[[ Input material, beginning ]]

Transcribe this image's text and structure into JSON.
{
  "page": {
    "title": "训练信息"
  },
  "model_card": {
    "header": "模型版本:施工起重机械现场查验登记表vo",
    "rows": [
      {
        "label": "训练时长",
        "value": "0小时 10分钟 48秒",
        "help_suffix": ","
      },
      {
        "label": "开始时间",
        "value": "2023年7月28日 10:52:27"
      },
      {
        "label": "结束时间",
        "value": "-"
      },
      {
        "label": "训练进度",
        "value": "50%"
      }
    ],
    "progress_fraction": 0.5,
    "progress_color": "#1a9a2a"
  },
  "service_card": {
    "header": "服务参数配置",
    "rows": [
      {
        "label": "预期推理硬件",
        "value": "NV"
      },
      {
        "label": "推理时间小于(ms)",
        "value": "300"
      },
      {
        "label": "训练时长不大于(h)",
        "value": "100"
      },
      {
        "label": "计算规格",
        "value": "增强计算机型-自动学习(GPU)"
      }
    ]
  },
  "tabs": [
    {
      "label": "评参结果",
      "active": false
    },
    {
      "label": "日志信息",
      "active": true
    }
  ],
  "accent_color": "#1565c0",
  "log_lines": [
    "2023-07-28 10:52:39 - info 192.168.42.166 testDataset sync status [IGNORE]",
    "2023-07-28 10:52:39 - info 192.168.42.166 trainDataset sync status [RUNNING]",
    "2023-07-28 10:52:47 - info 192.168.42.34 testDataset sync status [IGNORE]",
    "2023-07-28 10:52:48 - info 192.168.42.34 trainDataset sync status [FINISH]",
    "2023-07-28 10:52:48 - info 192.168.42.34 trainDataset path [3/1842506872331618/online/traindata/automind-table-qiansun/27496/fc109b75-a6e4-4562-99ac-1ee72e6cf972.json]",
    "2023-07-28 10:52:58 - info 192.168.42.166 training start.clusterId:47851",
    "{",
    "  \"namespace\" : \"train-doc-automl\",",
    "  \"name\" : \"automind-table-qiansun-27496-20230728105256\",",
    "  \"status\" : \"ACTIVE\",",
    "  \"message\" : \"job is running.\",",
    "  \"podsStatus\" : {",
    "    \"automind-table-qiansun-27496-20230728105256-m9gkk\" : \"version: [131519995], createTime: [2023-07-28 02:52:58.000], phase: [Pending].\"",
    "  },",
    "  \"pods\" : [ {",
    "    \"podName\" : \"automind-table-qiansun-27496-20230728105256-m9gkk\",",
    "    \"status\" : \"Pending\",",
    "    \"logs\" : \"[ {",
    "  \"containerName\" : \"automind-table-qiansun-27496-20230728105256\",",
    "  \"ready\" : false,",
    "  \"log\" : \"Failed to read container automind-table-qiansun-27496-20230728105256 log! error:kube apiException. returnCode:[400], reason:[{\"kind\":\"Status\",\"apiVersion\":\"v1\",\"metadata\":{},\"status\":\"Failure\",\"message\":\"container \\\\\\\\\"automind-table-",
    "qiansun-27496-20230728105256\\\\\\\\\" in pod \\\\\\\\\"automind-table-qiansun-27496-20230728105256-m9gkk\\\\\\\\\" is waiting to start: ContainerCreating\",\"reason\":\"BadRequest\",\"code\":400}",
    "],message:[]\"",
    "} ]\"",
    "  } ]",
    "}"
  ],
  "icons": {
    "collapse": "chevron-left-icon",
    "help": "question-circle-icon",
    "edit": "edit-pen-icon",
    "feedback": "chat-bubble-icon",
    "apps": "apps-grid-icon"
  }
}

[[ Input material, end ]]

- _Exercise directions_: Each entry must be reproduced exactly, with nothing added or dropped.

- _Finished exercise_:
Transcribe this image's text and structure into JSON.
{
  "page": {
    "title": "训练信息"
  },
  "model_card": {
    "header": "模型版本:施工起重机械现场查验登记表vo",
    "rows": [
      {
        "label": "训练时长",
        "value": "0小时 10分钟 48秒",
        "help_suffix": ","
      },
      {
        "label": "开始时间",
        "value": "2023年7月28日 10:52:27"
      },
      {
        "label": "结束时间",
        "value": "-"
      },
      {
        "label": "训练进度",
        "value": "50%"
      }
    ],
    "progress_fraction": 0.5,
    "progress_color": "#1a9a2a"
  },
  "service_card": {
    "header": "服务参数配置",
    "rows": [
      {
        "label": "预期推理硬件",
        "value": "NV"
      },
      {
        "label": "推理时间小于(ms)",
        "value": "300"
      },
      {
        "label": "训练时长不大于(h)",
        "value": "100"
      },
      {
        "label": "计算规格",
        "value": "增强计算机型-自动学习(GPU)"
      }
    ]
  },
  "tabs": [
    {
      "label": "评参结果",
      "active": false
    },
    {
      "label": "日志信息",
      "active": true
    }
  ],
  "accent_color": "#1565c0",
  "log_lines": [
    "2023-07-28 10:52:39 - info 192.168.42.166 testDataset sync status [IGNORE]",
    "2023-07-28 10:52:39 - info 192.168.42.166 trainDataset sync status [RUNNING]",
    "2023-07-28 10:52:47 - info 192.168.42.34 testDataset sync status [IGNORE]",
    "2023-07-28 10:52:48 - info 192.168.42.34 trainDataset sync status [FINISH]",
    "2023-07-28 10:52:48 - info 192.168.42.34 trainDataset path [3/1842506872331618/online/traindata/automind-table-qiansun/27496/fc109b75-a6e4-4562-99ac-1ee72e6cf972.json]",
    "2023-07-28 10:52:58 - info 192.168.42.166 training start.clusterId:47851",
    "{",
    "  \"namespace\" : \"train-doc-automl\",",
    "  \"name\" : \"automind-table-qiansun-27496-20230728105256\",",
    "  \"status\" : \"ACTIVE\",",
    "  \"message\" : \"job is running.\",",
    "  \"podsStatus\" : {",
    "    \"automind-table-qiansun-27496-20230728105256-m9gkk\" : \"version: [131519995], createTime: [2023-07-28 02:52:58.000], phase: [Pending].\"",
    "  },",
    "  \"pods\" : [ {",
    "    \"podName\" : \"automind-table-qiansun-27496-20230728105256-m9gkk\",",
    "    \"status\" : \"Pending\",",
    "    \"logs\" : \"[ {",
    "  \"containerName\" : \"automind-table-qiansun-27496-20230728105256\",",
    "  \"ready\" : false,",
    "  \"log\" : \"Failed to read container automind-table-qiansun-27496-20230728105256 log! error:kube apiException. returnCode:[400], reason:[{\"kind\":\"Status\",\"apiVersion\":\"v1\",\"metadata\":{},\"status\":\"Failure\",\"message\":\"container \\\\\\\\\"automind-table-",
    "qiansun-27496-20230728105256\\\\\\\\\" in pod \\\\\\\\\"automind-table-qiansun-27496-20230728105256-m9gkk\\\\\\\\\" is waiting to start: ContainerCreating\",\"reason\":\"BadRequest\",\"code\":400}",
    "],message:[]\"",
    "} ]\"",
    "  } ]",
    "}"
  ],
  "icons": {
    "collapse": "chevron-left-icon",
    "help": "question-circle-icon",
    "edit": "edit-pen-icon",
    "feedback": "chat-bubble-icon",
    "apps": "apps-grid-icon"
  }
}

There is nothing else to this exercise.